The month of February is a time of division. There are those who have a loved one to celebrate with on Valentine’s Day and those who would rather cuddle up with a romance book.
Here are five swoon-worthy books that will remind you of what it means to love.
“Betting on You” by Lynn Painter
“Betting on You” paints a picture of change, love, anxiety and family relationships. Painter’s writing is full of pop culture references and undeniable chemistry between charming characters.
The book follows Bailey, a 17 year old grappling with her parents’ divorce. Through this struggle she meets Charlie, who, at first glance, seems to be Bailey’s polar opposite. Despite this, the two can’t seem to stop running into each other. Charlie believes that members of the opposite sex cannot be friends and Bailey decides to prove him wrong.
“Love Redesigned” by Lauren Asher
Asher’s pilot book for the new standalone series “Lakefront Billionaires” is a reminder of what second chances are for.
“Love Redesigned,” which takes place in the town of Lake Wisteria, follows two family friends with pasts that are anything but friendly. Following a messy engagement, Dahlia Muñoz wants nothing to do with her childhood rival, Julian Lopez. That is, until Julian makes her an offer she can’t pass up — the opportunity to renovate the historic house of her dreams.
While “Love Redesigned” centers itself around Julian and Dahlia’s reconnection, it also takes on subjects like grief, depression and infertility. Fans of Asher know and admire her ability to create gravitational pull between complex characters, and this novel does exactly that.
“Funny You Should Ask” by Elissa Sussman
In “Funny You Should Ask” by Elissa Sussman, Sussman captures the hardships of journalism as a profession and the conflicts of mixing business with pleasure.
Chani Horowitz is a writer in her 20s struggling to make ends meet, until she meets Gabe Parker. When she’s hired to write a profile of her longtime celebrity crush, her career transforms. 10 years later, his PR team requests that the two reunite for an interview and she decides it’s time for closure.
Throughout the book, readers get to delve into Chani and Gabe’s relationship through flashbacks, articles, interviews and blog posts in Sussman’s unique writing style. Readers will be immersed into Chani’s media-induced life and stories. Whether or not the audience are aspiring journalists, they will appreciate the beauty of this story from start to finish.
“One True Loves” by Taylor Jenkins Reid
Acknowledged for her works of historical fiction, the author of “Daisy Jones & the Six” explores finding love in this stand-alone novel.

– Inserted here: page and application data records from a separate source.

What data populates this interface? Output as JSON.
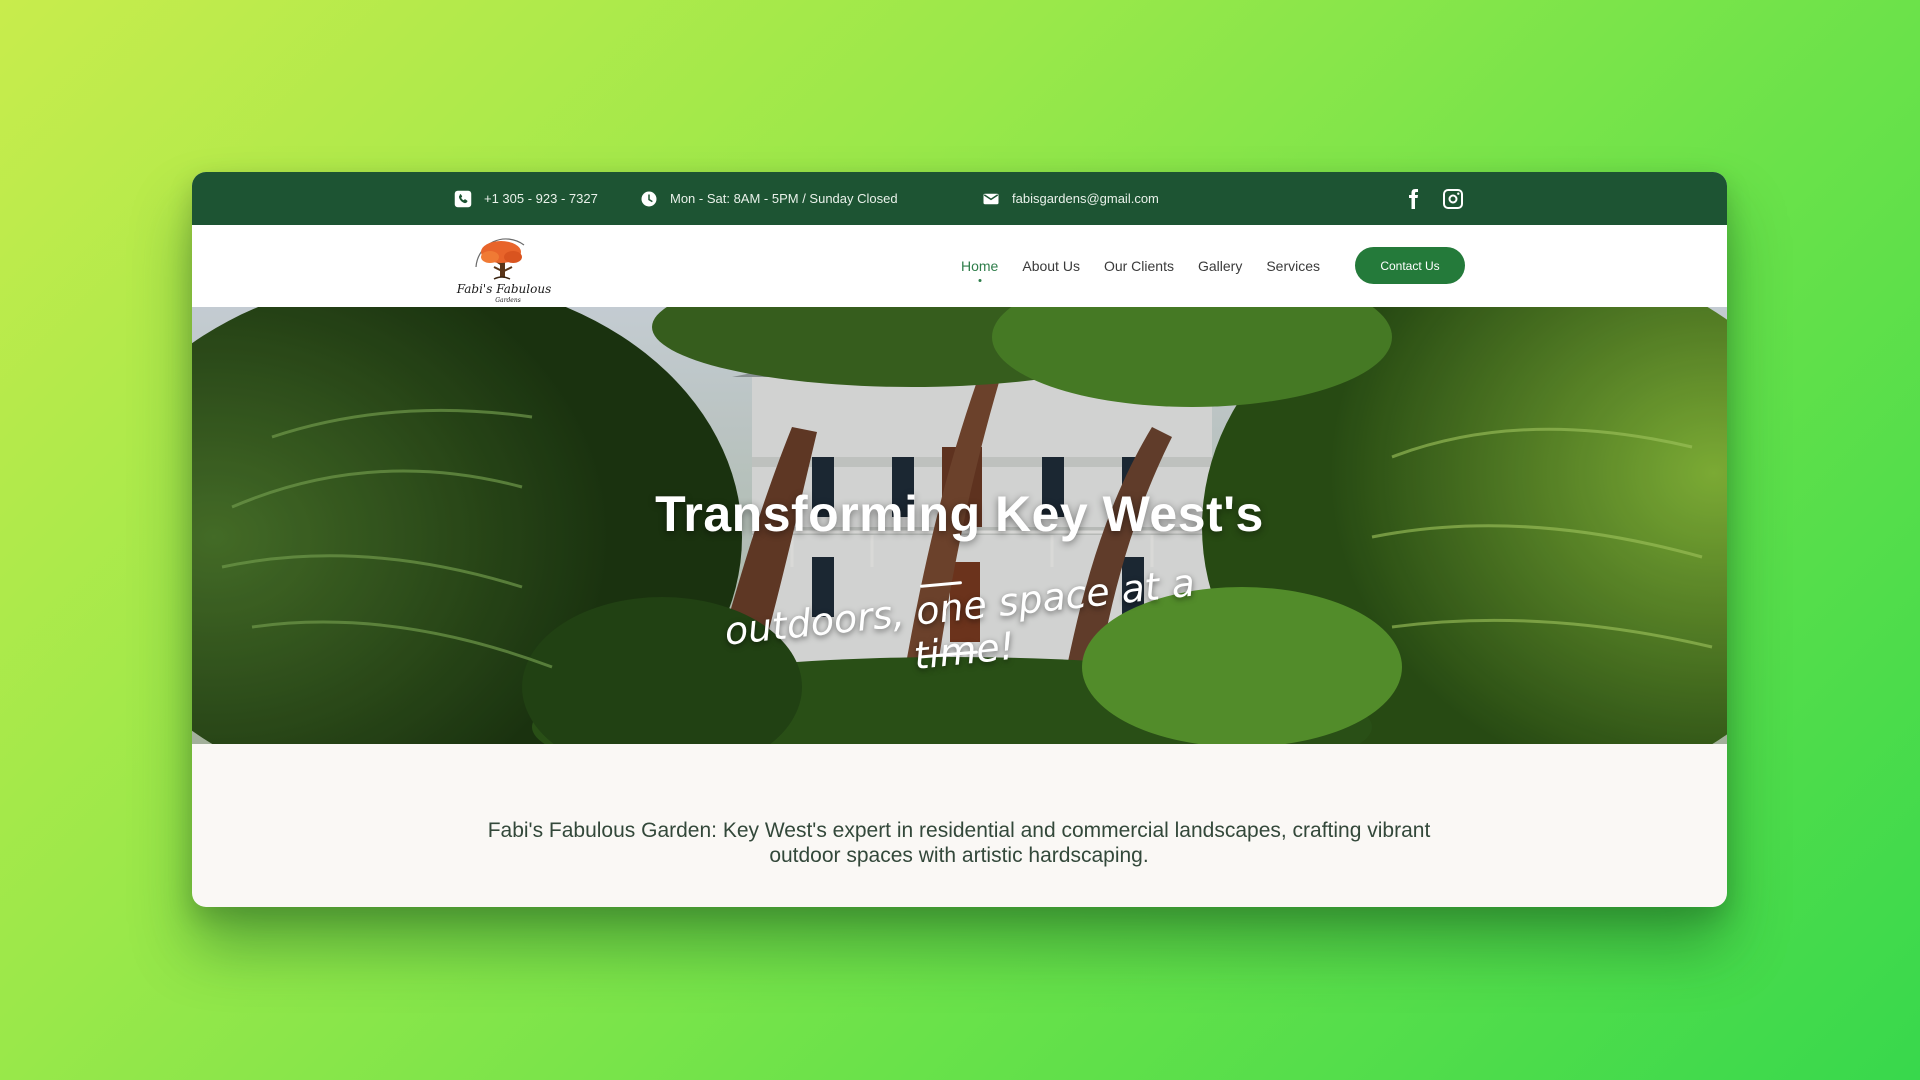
{
  "topbar": {
    "phone": "+1 305 - 923 - 7327",
    "hours": "Mon - Sat: 8AM - 5PM / Sunday Closed",
    "email": "fabisgardens@gmail.com",
    "social": [
      "facebook-icon",
      "instagram-icon"
    ]
  },
  "logo": {
    "text": "Fabi's Fabulous",
    "subtext": "Gardens"
  },
  "nav": {
    "items": [
      {
        "label": "Home",
        "active": true
      },
      {
        "label": "About Us",
        "active": false
      },
      {
        "label": "Our Clients",
        "active": false
      },
      {
        "label": "Gallery",
        "active": false
      },
      {
        "label": "Services",
        "active": false
      }
    ],
    "cta": "Contact Us"
  },
  "hero": {
    "title": "Transforming Key West's",
    "subtitle": "outdoors, one space at a time!"
  },
  "intro": {
    "text": "Fabi's Fabulous Garden: Key West's expert in residential and commercial landscapes, crafting vibrant outdoor spaces with artistic hardscaping."
  },
  "colors": {
    "topbar": "#1d5433",
    "accent": "#247a3a",
    "active_link": "#2e7d4a",
    "background_start": "#c8ec4c",
    "background_end": "#38d84c"
  }
}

Young and in love, Emma Blair marries her highschool sweetheart, Jesse. They move away from home and travel the world, until Jesse goes missing. Years later, Emma begins to fall in love with an old friend, Sam, and when the two get engaged, it feels like a second chance.
Though everything seems to be going well, things take a turn once again when Jesse is found alive. It turns out that he’s been trying to reconnect with Emma for years, and for the remainder of the novel, Emma is left to grapple with whether she wants her husband, or her fiancé.
This work of fiction poses the question of whether you can only have one true love. Reid has steadily mastered the art of creating a heartbreaking and simultaneously bittersweet tale of what it means to give love and to receive it.
“Seven Days in June” by Tia Williams
Set during a steamy summer in Brooklyn, New York, Williams tells a story of life and love in “Seven Days in June.”
Eva Mercy is a bestselling erotica author and single mom feeling pressure at all points in her life. Shane Hall is an antisocial, award-winning author, who unexpectedly appears at the same literary event as Eva. Though this seems like the perfect meeting, Eva is reluctant to admit that Shane broke her heart when the two were just troubled teenagers. Now, as adults and acclaimed authors, Eva needs to know what happened during those seven days in June.
While discussing the painful conversations of modern motherhood and generational trauma, “Seven Days in June” has deeply flawed, yet captivating characters who are unapologetically human. This book explores drug and alcohol abuse, self harm, child abuse and suicidal thoughts. Williams fearlessly addresses these topics with admirable grace and benevolence.
If you’re a fan of romantic comedies and love confessions, a few, if not all of these books should make their way into your upcoming reads this February.
This article was edited by Marina Zaczkiewicz, Sara Winick and Abigail Pritchard. Copy editing done by Luna Jinks, Isabelle Kravis and Charlie Mennuti.